WHAT IS EXPECTED: When you restate the data, keep every word as it is and drop the images.

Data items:
________
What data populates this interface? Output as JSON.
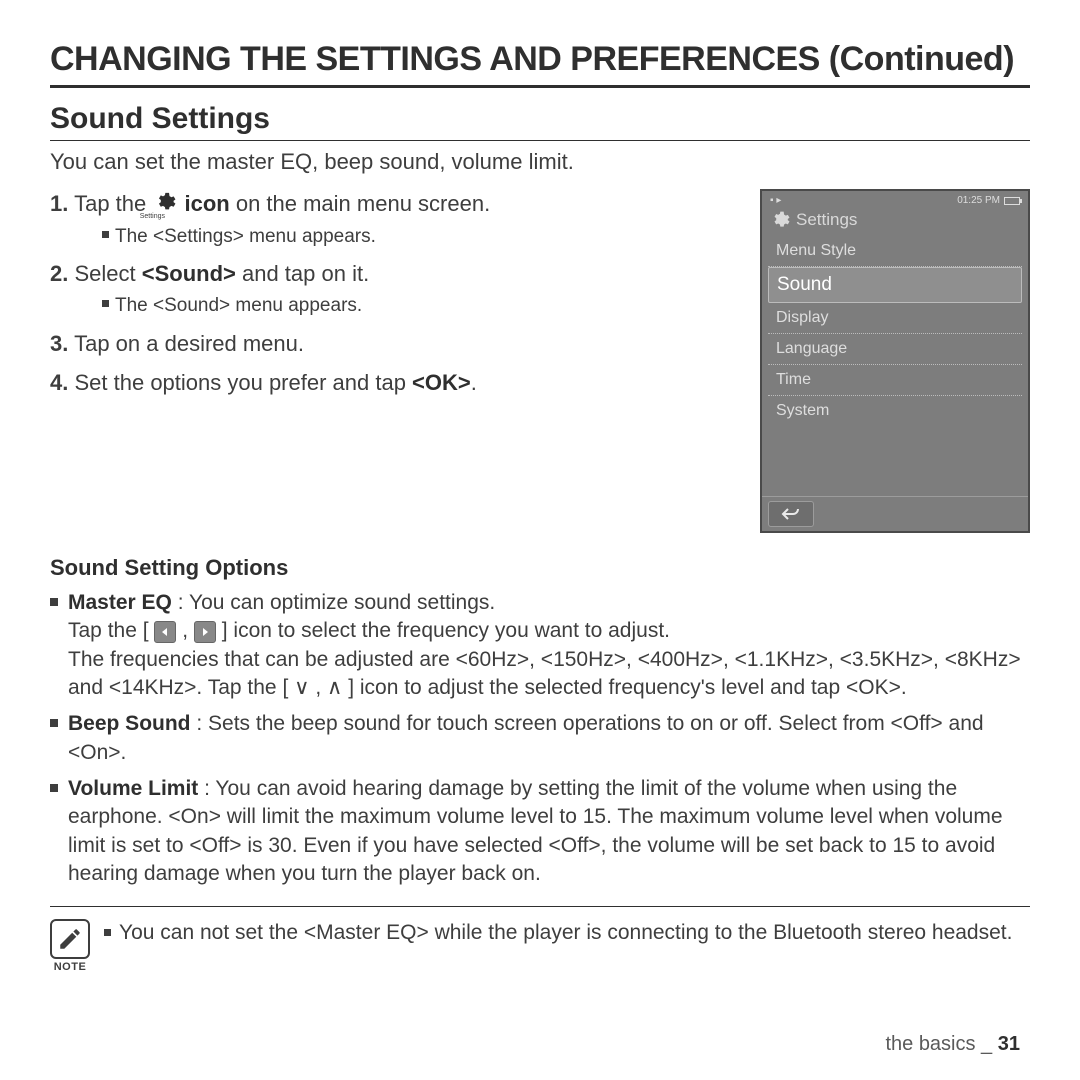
{
  "title": "CHANGING THE SETTINGS AND PREFERENCES (Continued)",
  "section_title": "Sound Settings",
  "intro": "You can set the master EQ, beep sound, volume limit.",
  "steps": {
    "s1_pre": "Tap the ",
    "s1_post": "icon",
    "s1_tail": " on the main menu screen.",
    "s1_sub": "The <Settings> menu appears.",
    "s2_pre": "Select ",
    "s2_bold": "<Sound>",
    "s2_post": " and tap on it.",
    "s2_sub": "The <Sound> menu appears.",
    "s3": "Tap on a desired menu.",
    "s4_pre": "Set the options you prefer and tap ",
    "s4_bold": "<OK>",
    "s4_post": "."
  },
  "gear_caption": "Settings",
  "device": {
    "time": "01:25 PM",
    "header": "Settings",
    "items": [
      "Menu Style",
      "Sound",
      "Display",
      "Language",
      "Time",
      "System"
    ],
    "selected_index": 1
  },
  "options_title": "Sound Setting Options",
  "options": {
    "master_label": "Master EQ",
    "master_head": " : You can optimize sound settings.",
    "master_body1a": "Tap the [ ",
    "master_body1b": " , ",
    "master_body1c": " ] icon to select the frequency you want to adjust.",
    "master_body2": "The frequencies that can be adjusted are <60Hz>, <150Hz>, <400Hz>, <1.1KHz>, <3.5KHz>, <8KHz> and <14KHz>. Tap the [ ∨ , ∧ ] icon to adjust the selected frequency's level and tap <OK>.",
    "beep_label": "Beep Sound",
    "beep_body": " : Sets the beep sound for touch screen operations to on or off. Select from <Off> and <On>.",
    "vol_label": "Volume Limit",
    "vol_body": " : You can avoid hearing damage by setting the limit of the volume when using the earphone. <On> will limit the maximum volume level to 15. The maximum volume level when volume limit is set to <Off> is 30. Even if you have selected <Off>, the volume will be set back to 15 to avoid hearing damage when you turn the player back on."
  },
  "note": {
    "label": "NOTE",
    "body": "You can not set the <Master EQ> while the player is connecting to the Bluetooth stereo headset."
  },
  "footer": {
    "section": "the basics _ ",
    "page": "31"
  }
}
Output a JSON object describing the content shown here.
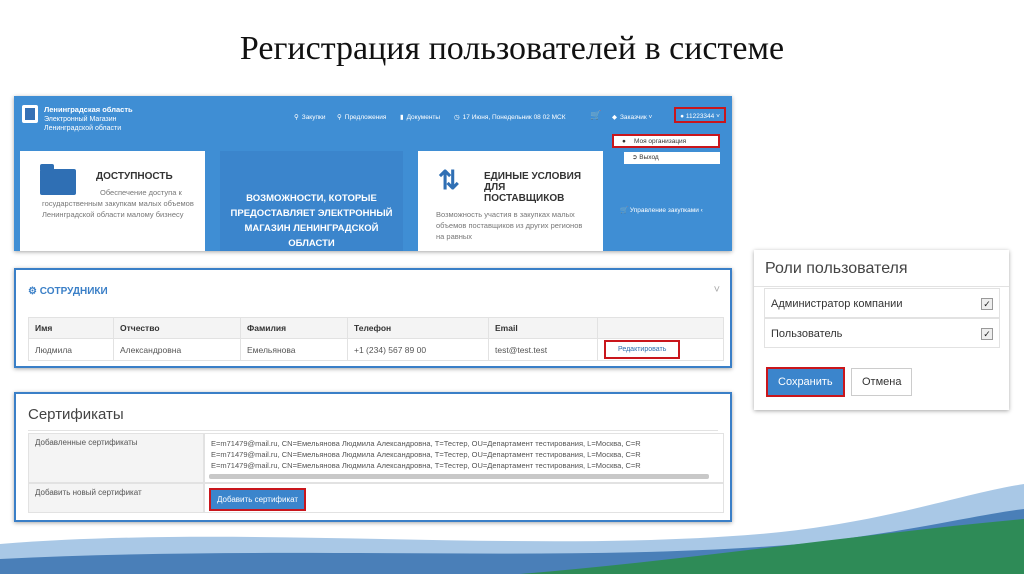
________
SOLUTION BELOW:
What data populates this interface? Output as JSON.
{
  "title": "CHANGING THE SETTINGS AND PREFERENCES (Continued)",
  "section_title": "Sound Settings",
  "intro": "You can set the master EQ, beep sound, volume limit.",
  "steps": {
    "s1_pre": "Tap the ",
    "s1_post": "icon",
    "s1_tail": " on the main menu screen.",
    "s1_sub": "The <Settings> menu appears.",
    "s2_pre": "Select ",
    "s2_bold": "<Sound>",
    "s2_post": " and tap on it.",
    "s2_sub": "The <Sound> menu appears.",
    "s3": "Tap on a desired menu.",
    "s4_pre": "Set the options you prefer and tap ",
    "s4_bold": "<OK>",
    "s4_post": "."
  },
  "gear_caption": "Settings",
  "device": {
    "time": "01:25 PM",
    "header": "Settings",
    "items": [
      "Menu Style",
      "Sound",
      "Display",
      "Language",
      "Time",
      "System"
    ],
    "selected_index": 1
  },
  "options_title": "Sound Setting Options",
  "options": {
    "master_label": "Master EQ",
    "master_head": " : You can optimize sound settings.",
    "master_body1a": "Tap the [ ",
    "master_body1b": " , ",
    "master_body1c": " ] icon to select the frequency you want to adjust.",
    "master_body2": "The frequencies that can be adjusted are <60Hz>, <150Hz>, <400Hz>, <1.1KHz>, <3.5KHz>, <8KHz> and <14KHz>. Tap the [ ∨ , ∧ ] icon to adjust the selected frequency's level and tap <OK>.",
    "beep_label": "Beep Sound",
    "beep_body": " : Sets the beep sound for touch screen operations to on or off. Select from <Off> and <On>.",
    "vol_label": "Volume Limit",
    "vol_body": " : You can avoid hearing damage by setting the limit of the volume when using the earphone. <On> will limit the maximum volume level to 15. The maximum volume level when volume limit is set to <Off> is 30. Even if you have selected <Off>, the volume will be set back to 15 to avoid hearing damage when you turn the player back on."
  },
  "note": {
    "label": "NOTE",
    "body": "You can not set the <Master EQ> while the player is connecting to the Bluetooth stereo headset."
  },
  "footer": {
    "section": "the basics _ ",
    "page": "31"
  }
}
Output a JSON object describing the content shown here.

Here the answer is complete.